Saylor was born in the Germantown section of Philadelphia. In 1952, his family moved to Springfield Township, just outside the city, where he attended suburban public schools. Active as a musician in high school, he played, sang, and conducted. During this time, Saylor also functioned as the organist and choirmaster of a small Anglo-Catholic parish in the city. He attended the Juilliard School of Music from 1964 to 1969, where he studied composition with Hugo Weisgall and Roger Sessions. From 1969 to 1970, he studied with Goffredo Petrassi at the Accademia Nazionale di Santa Cecilia in Rome under a Fulbright fellowship. He received his PhD in 1978 from the City University of New York Graduate Center, where he studied composition with Weisgall and George Perle, and theory with Felix Salzer.
Saylor won numerous prizes and scholarships during his years at Juilliard as both a student and a teaching fellow there. In 1970, he began teaching at Queens College. From 1976 to 1979, he taught at New York University, then was appointed a Mellon Foundation professor at Queens. He has won fellowships and awards from the National Society of Arts and Letters, the American Academy of Arts and Letters (Charles E. Ives Scholarship and Music Award), the Ingram Merrill Foundation and the Guggenheim Foundation. As of 2012, he is a professor at the Aaron Copland School of Music at Queens as well as at the City University of New York Graduate Center in Manhattan.

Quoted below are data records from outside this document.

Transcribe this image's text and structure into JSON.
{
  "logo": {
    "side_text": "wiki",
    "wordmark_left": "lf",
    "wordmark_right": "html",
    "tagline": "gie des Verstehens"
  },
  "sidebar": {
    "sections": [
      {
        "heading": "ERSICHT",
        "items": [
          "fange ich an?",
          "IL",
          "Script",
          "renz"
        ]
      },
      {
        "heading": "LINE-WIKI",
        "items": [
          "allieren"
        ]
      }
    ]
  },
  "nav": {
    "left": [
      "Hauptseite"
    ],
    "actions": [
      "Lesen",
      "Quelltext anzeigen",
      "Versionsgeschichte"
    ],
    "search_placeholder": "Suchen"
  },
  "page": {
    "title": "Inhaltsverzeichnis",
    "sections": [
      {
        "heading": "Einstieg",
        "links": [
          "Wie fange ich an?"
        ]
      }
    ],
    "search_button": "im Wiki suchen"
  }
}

Saylor’s musical idiom evolved from highly dissonant neo-classicism, though dense chromaticism, to a more streamlined harmonic language. Though he has written instrumental works such as Turns and Mordents for flute and orchestra, Notturno for piano and orchestra, Archangel for large orchestra, Cantilena for strings, and much chamber music, Saylor’s vocal music dominates his output. His two-act opera Orpheus Descending was premiered in 1994 at end of his stint as composer-in-residence at Lyric Opera of Chicago. J. D. McClatchy fashioned the libretto from the Tennessee Williams play. He has also written two one-act operas: My Kinsman, Major Molineux, after Nathaniel Hawthorne, and The Scrimshaw Violin, after the story of Jonathan Levi. The poetry of James Merrill has inspired Songs from Water Street, Five Old Favorites, incidental music for live readings of Voices From Sandover, and instrumental music as well. His vocal chamber music has most often been performed and recorded by his wife, the mezzo-soprano Constance Beavon, who created Saylor's monodrama It Had Wings, a story by Allan Gurganus. Saylor has written ten substantial pieces for chorus and orchestra, among them The Idea of Us and The Book in Your Hearts (both to texts by J. D. McClatchy), The Star Song (Robert Herrick), Dreams (slave narratives and spirituals), and Proud Music of the Storm (Walt Whitman and Emily Dickinson). He has written several elaborate scores for Nine Circles Chamber Theater, among them The Inferno of Dante and Falling Bodies. He has also been composer in residence at The Yard, an artists’ colony for dancers and choreographers on Martha's Vineyard.
Additionally, Saylor has composed numerous works for religious or ceremonial occasions in a tonal idiom: O Freedom! for President Bill Clinton’s Second Inaugural, Grand Central for the rededication of Grand Central Terminal, Fanfares and Echoes for the Bibliothèque Nationale de France, In Praise of Jerusalem (Psalm 122) for Pope John Paul II’s visit to New York City, two Christmas recordings for soprano Jessye Norman, and concert arrangements of sacred music by Duke Ellington for Norman’s Honor! festival for Carnegie Hall in 2009. Saylor has written dozens of anthems, hymn tunes, and service music for church and concert use.
- Songs from Water Street
- Four Psalms
- See You in the Morning
- Quattro Passi
- Cantos from The Inferno
- Five Old Favorites
- Carillon Te Deum
- Jessye Norman "In The Spirit : Sacred Music for Christmas"
- Jessye Norman at Notre-Dame